“Would you kindly send a few vine plants as the health of the family requires a little wine.”
By 1841 the Hamilton family was producing the first commercial wine in South Australia, selling it to nearby farmers from the back of a horse and cart.
By the early 1860s other significant vine growers and winemakers in the area were the Kearnes and Crozier families at Oaklands, W.H Trimmer at Fairford, and Thomas Hardy and Sons at Brookside.
In Marion there remains a small number of gnarled old Shiraz and Grenache Vines from the Hamilton Estate.
To this day they still bear fruit, in one of the world’s last urban vineyards.
“In the late 1800s local men and women could earn 2 shillings a day grape picking. After work they would relax by sitting under a tree and have a swig of ‘pinky’ from their flagon. Even the old ladies were drinkers. It was part of their social life.”

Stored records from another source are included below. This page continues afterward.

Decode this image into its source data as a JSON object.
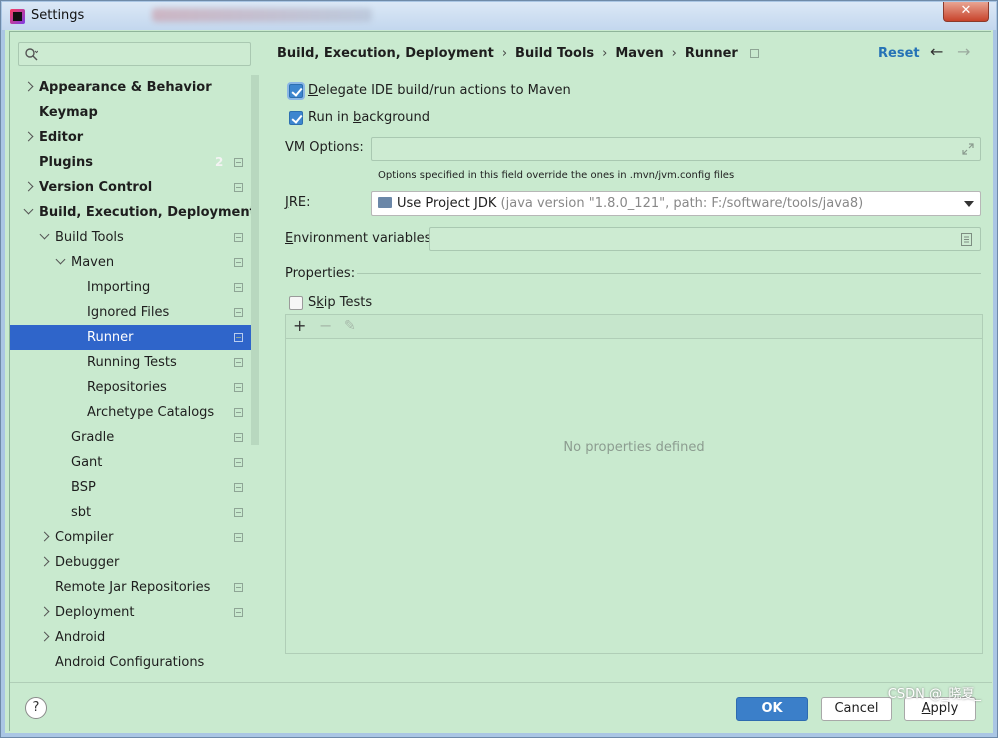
{
  "window": {
    "title": "Settings",
    "close_label": "✕"
  },
  "sidebar": {
    "search_placeholder": "",
    "items": [
      {
        "label": "Appearance & Behavior",
        "level": 0,
        "bold": true,
        "chevron": "right"
      },
      {
        "label": "Keymap",
        "level": 0,
        "bold": true
      },
      {
        "label": "Editor",
        "level": 0,
        "bold": true,
        "chevron": "right"
      },
      {
        "label": "Plugins",
        "level": 0,
        "bold": true,
        "badge": "2",
        "icon": true
      },
      {
        "label": "Version Control",
        "level": 0,
        "bold": true,
        "chevron": "right",
        "icon": true
      },
      {
        "label": "Build, Execution, Deployment",
        "level": 0,
        "bold": true,
        "chevron": "down"
      },
      {
        "label": "Build Tools",
        "level": 1,
        "chevron": "down",
        "icon": true
      },
      {
        "label": "Maven",
        "level": 2,
        "chevron": "down",
        "icon": true
      },
      {
        "label": "Importing",
        "level": 3,
        "icon": true
      },
      {
        "label": "Ignored Files",
        "level": 3,
        "icon": true
      },
      {
        "label": "Runner",
        "level": 3,
        "icon": true,
        "selected": true
      },
      {
        "label": "Running Tests",
        "level": 3,
        "icon": true
      },
      {
        "label": "Repositories",
        "level": 3,
        "icon": true
      },
      {
        "label": "Archetype Catalogs",
        "level": 3,
        "icon": true
      },
      {
        "label": "Gradle",
        "level": 2,
        "icon": true
      },
      {
        "label": "Gant",
        "level": 2,
        "icon": true
      },
      {
        "label": "BSP",
        "level": 2,
        "icon": true
      },
      {
        "label": "sbt",
        "level": 2,
        "icon": true
      },
      {
        "label": "Compiler",
        "level": 1,
        "chevron": "right",
        "icon": true
      },
      {
        "label": "Debugger",
        "level": 1,
        "chevron": "right"
      },
      {
        "label": "Remote Jar Repositories",
        "level": 1,
        "icon": true
      },
      {
        "label": "Deployment",
        "level": 1,
        "chevron": "right",
        "icon": true
      },
      {
        "label": "Android",
        "level": 1,
        "chevron": "right"
      },
      {
        "label": "Android Configurations",
        "level": 1
      }
    ]
  },
  "breadcrumb": [
    "Build, Execution, Deployment",
    "Build Tools",
    "Maven",
    "Runner"
  ],
  "breadcrumb_sep": "›",
  "header": {
    "reset_label": "Reset",
    "back_icon": "←",
    "forward_icon": "→"
  },
  "runner": {
    "delegate_pre": "D",
    "delegate_label": "elegate IDE build/run actions to Maven",
    "delegate_checked": true,
    "background_pre": "Run in ",
    "background_under": "b",
    "background_post": "ackground",
    "background_checked": true,
    "vm_options_label": "VM Options:",
    "vm_options_value": "",
    "vm_options_hint": "Options specified in this field override the ones in .mvn/jvm.config files",
    "jre_label_under": "J",
    "jre_label": "RE:",
    "jre_value": "Use Project JDK",
    "jre_detail": "(java version \"1.8.0_121\", path: F:/software/tools/java8)",
    "env_label_under": "E",
    "env_label": "nvironment variables:",
    "env_value": "",
    "properties_label": "Properties:",
    "skip_tests_pre": "S",
    "skip_tests_under": "k",
    "skip_tests_post": "ip Tests",
    "skip_tests_checked": false,
    "add_icon": "+",
    "remove_icon": "−",
    "edit_icon": "✎",
    "empty_text": "No properties defined"
  },
  "footer": {
    "help_label": "?",
    "ok_label": "OK",
    "cancel_label": "Cancel",
    "apply_pre": "",
    "apply_under": "A",
    "apply_post": "pply"
  },
  "watermark": "CSDN @_晓夏_",
  "colors": {
    "background": "#c9eacf",
    "selection": "#2f65ca",
    "link": "#2673b6",
    "primary_button": "#3b7fc9"
  }
}
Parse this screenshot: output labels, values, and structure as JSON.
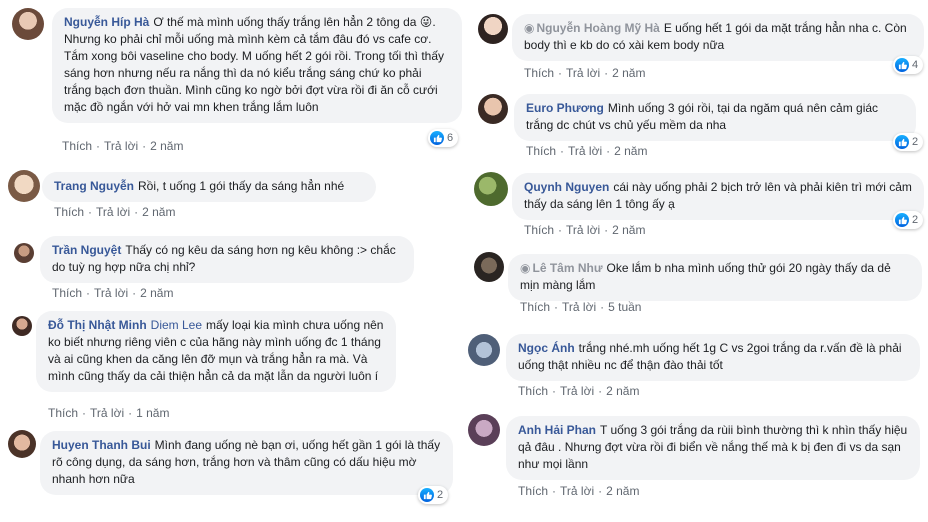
{
  "ui": {
    "like_label": "Thích",
    "reply_label": "Trả lời",
    "like_color": "#385898"
  },
  "comments": [
    {
      "id": "c1",
      "name": "Nguyễn Híp Hà",
      "text": "Ơ thế mà mình uống thấy trắng lên hẳn 2 tông da 😜. Nhưng ko phải chỉ mỗi uống mà mình kèm cả tắm đâu đó vs cafe cơ. Tắm xong bôi vaseline cho body. M uống hết 2 gói rồi. Trong tối thì thấy sáng hơn nhưng nếu ra nắng thì da nó kiểu trắng sáng chứ ko phải trắng bạch đơn thuần. Mình cũng ko ngờ bởi đợt vừa rồi đi ăn cỗ cưới mặc đồ ngắn với hở vai mn khen trắng lắm luôn",
      "time": "2 năm",
      "likes": "6"
    },
    {
      "id": "c2",
      "name": "Trang Nguyễn",
      "text": "Rồi, t uống 1 gói thấy da sáng hẳn nhé",
      "time": "2 năm",
      "likes": ""
    },
    {
      "id": "c3",
      "name": "Trần Nguyệt",
      "text": "Thấy có ng kêu da sáng hơn ng kêu không :> chắc do tuỳ ng hợp nữa chị nhỉ?",
      "time": "2 năm",
      "likes": ""
    },
    {
      "id": "c4",
      "name": "Đỗ Thị Nhật Minh",
      "tag": "Diem Lee",
      "text": "mấy loại kia mình chưa uống nên ko biết nhưng riêng viên c của hãng này mình uống đc 1 tháng và ai cũng khen da căng lên đỡ mụn và trắng hẳn ra mà. Và mình cũng thấy da cải thiện hẳn cả da mặt lẫn da người luôn í",
      "time": "1 năm",
      "likes": ""
    },
    {
      "id": "c5",
      "name": "Huyen Thanh Bui",
      "text": "Mình đang uống nè bạn ơi, uống hết gần 1 gói là thấy rõ công dụng, da sáng hơn, trắng hơn và thâm cũng có dấu hiệu mờ nhanh hơn nữa",
      "time": "",
      "likes": "2"
    },
    {
      "id": "c6",
      "name": "Nguyễn Hoàng Mỹ Hà",
      "text": "E uống hết 1 gói da mặt trắng hẳn nha c. Còn body thì e kb do có xài kem body nữa",
      "time": "2 năm",
      "likes": "4"
    },
    {
      "id": "c7",
      "name": "Euro Phương",
      "text": "Mình uống 3 gói rồi, tại da ngăm quá nên cảm giác trắng dc chút vs chủ yếu mềm da nha",
      "time": "2 năm",
      "likes": "2"
    },
    {
      "id": "c8",
      "name": "Quynh Nguyen",
      "text": "cái này uống phải 2 bịch trở lên và phải kiên trì mới cảm thấy da sáng lên 1 tông ấy ạ",
      "time": "2 năm",
      "likes": "2"
    },
    {
      "id": "c9",
      "name": "Lê Tâm Như",
      "text": "Oke lắm b nha mình uống thử gói 20 ngày thấy da dẻ mịn màng lắm",
      "time": "5 tuần",
      "likes": ""
    },
    {
      "id": "c10",
      "name": "Ngọc Ánh",
      "text": "trắng nhé.mh uống hết 1g C vs 2goi trắng da r.vấn đề là phải uống thật nhiều nc để thận đào thải tốt",
      "time": "2 năm",
      "likes": ""
    },
    {
      "id": "c11",
      "name": "Anh Hải Phan",
      "text": "T uống 3 gói trắng da rùii bình thường thì k nhìn thấy hiệu qả đâu . Nhưng đợt vừa rồi đi biển về nắng thế mà k bị đen đi vs da sạn như mọi lầnn",
      "time": "2 năm",
      "likes": ""
    }
  ]
}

- DOLLING, A. 1981, THE HISTORY OF MARION ON THE STURT
In the 1850s tobacco was grown extensively in the Marion area. The nicotine was used for treating scab disease in sheep.
Wagon loads of tobaccos were carted from Oaklands to Hindmarsh for drying, then distributed throughout the colony of South Australia.
You can listen to all this on a video on YouTube:
The City of Marion recognises the importance of preserving our cultural heritage, valuing the past and planning for the future.
Our cultural heritage is precious and irreplaceable. It includes stories, memories, events and traditions as well as landscapes and places, buildings and objects that have significance to our local community.